Despite the many local conflicts, the system’s ailing infrastructure and the budget battles, the national parks remain a treasured resource for millions. A 2016 study, “Total Economic Valuation of the National Park Service Lands and Programs: Results of a Survey of the American Public,” provides the first overall assessment of these public resources and assets and the activities facilitated by them. The authors, Michelle Haefele and John Loomis of Colorado State University and Linda J. Bilmes of the Harvard Kennedy School, note that, while there have been many studies that attempted to quantify the value of particular parks or resources within them, no study has sought to derive an overall national figure.

The study uses a variety of data sources to calculate figures, including public opinion surveys that ask citizens to value these resources. The sample size was about 700 people, 59 percent of whom reported visiting a national park in the past two years. In terms of methodology, both direct and passive value was calculated. The researchers note: “Direct use values derive from on-site use, whereas passive use values are independent of on-site use. In each case we use survey data to calculate ‘net economic values’ — how much people would pay over and above what they currently spend in order to enjoy National Parks and NPS programs. For non-visitors, these net economic values reflect the entire benefit.”

This study, which was peer-reviewed and will be submitted for publication in academic journals, was funded by the National Park Foundation, the S.D. Bechtel Jr. Foundation, the Turner Foundation, Cody J. Smith of the Summit Foundation and UPD Consulting Inc.

Its findings include:

  • The overall figure, which the researchers note is “conservative,” is $92 billion. They note that “two-thirds of this total ($62 billion) is for National Park lands, waters and historic sites; the remaining $30 billion is attributed to NPS Programs.”
  • When citizens were asked if “it is important to me that National Parks are preserved for current and future generations whether I visit them or not,” 94.9 percent of respondents agreed.
  • Only 14.7 percent of respondents indicated that they do not benefit from national parks, and 6.2 percent thought the U.S. should sell off some national parks.
  • A substantial portion of those surveyed indicated they would be willing to consider paying higher taxes to continue preserving the parks.

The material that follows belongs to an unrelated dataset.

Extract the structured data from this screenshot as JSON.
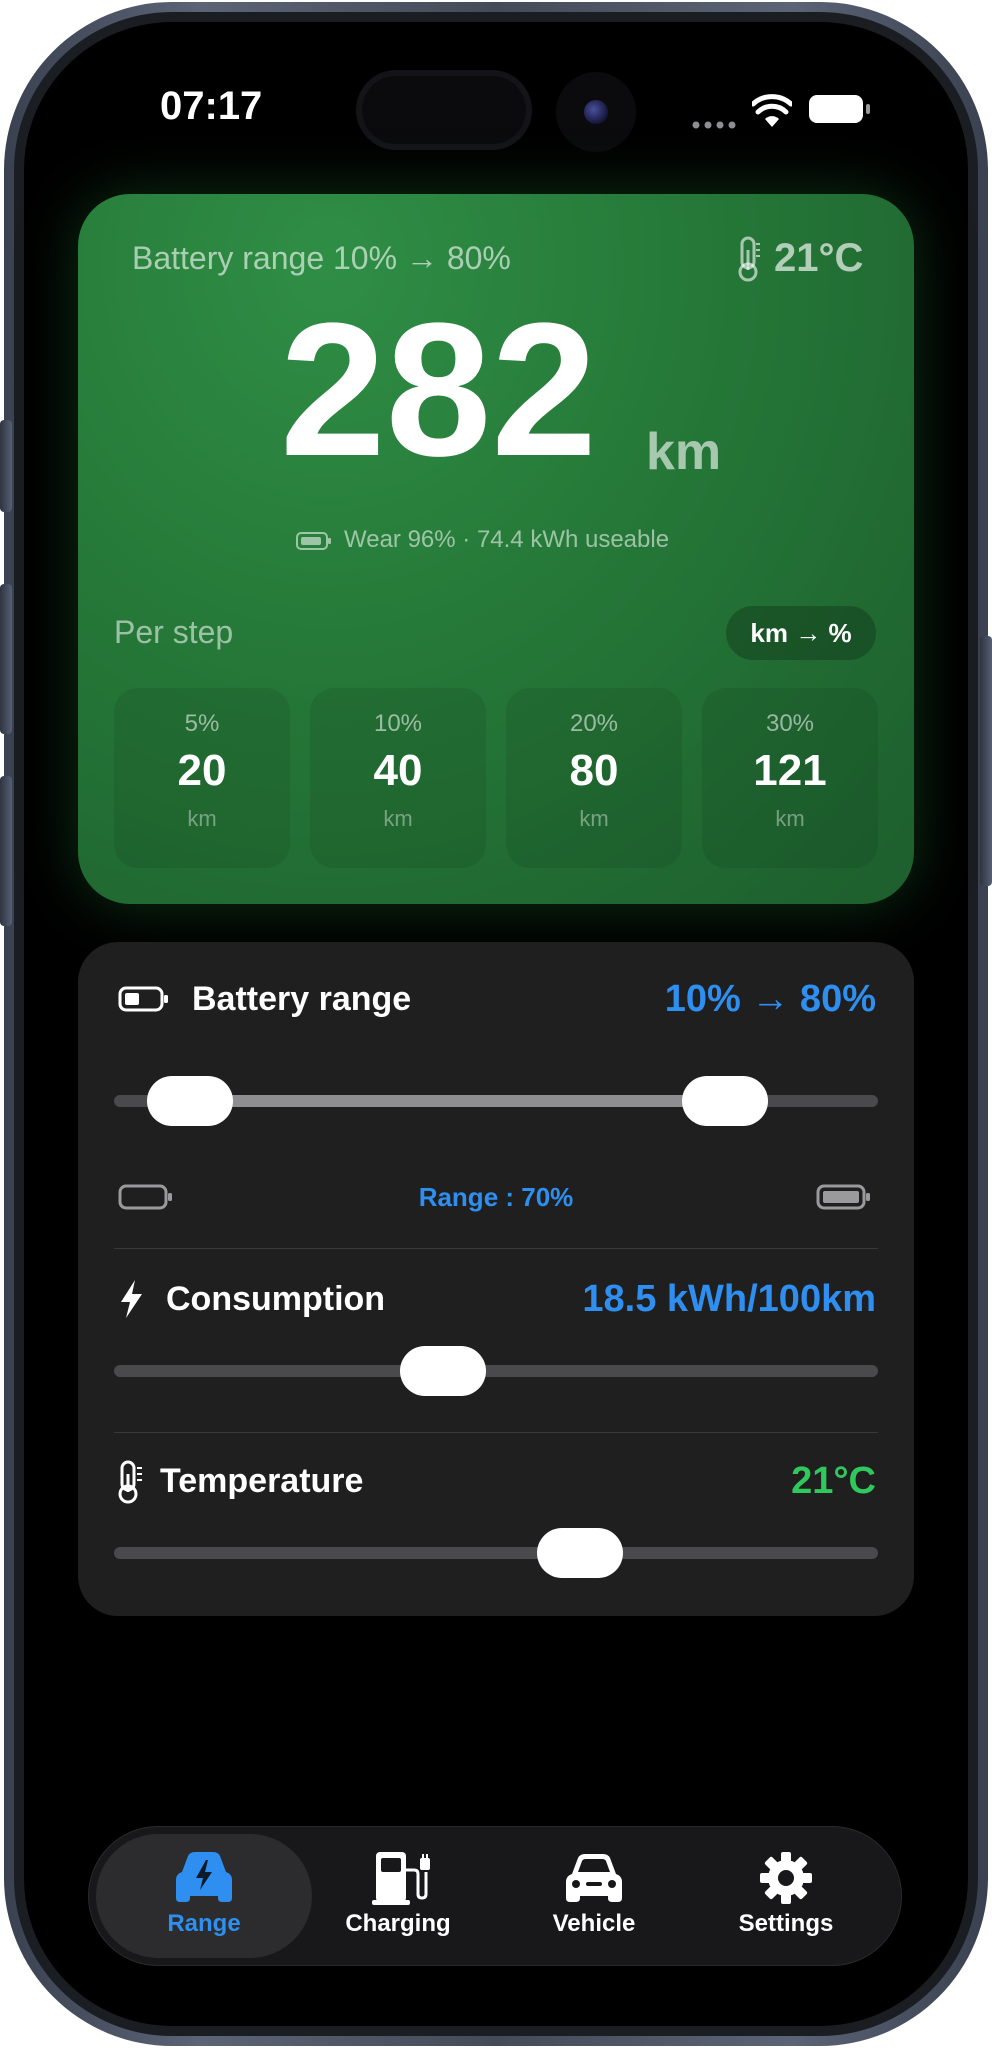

“Our findings should be of interest,” the researchers conclude, “both to researchers and policymakers when considering the appropriate level of budgetary resources needed to maintaining [sic] this significant national asset.”

Related research: The National Parks Service also produces a tally and model of visitor spending effects in order to quantify how the parks affect local economies.

 

Keywords: Yellowstone, Great Smoky Mountains, Rocky Mountain, Grand Canyon, Yosemite, Grand Teton, Golden Gate, U.S. Department of the Interior, preservation, tourism, recreation, wildlife, summer vacation, family vacation

Last updated: July 11, 2016

 

We welcome feedback. Please contact us here.

Citation: Haefele, Michelle; Loomis, John; Bilmes, Linda J. “Total Economic Valuation of the National Park Service Lands and Programs: Results of a Survey of The American Public,” Harvard Kennedy School Faculty Research Working Paper Series RWP16-024, June 2016.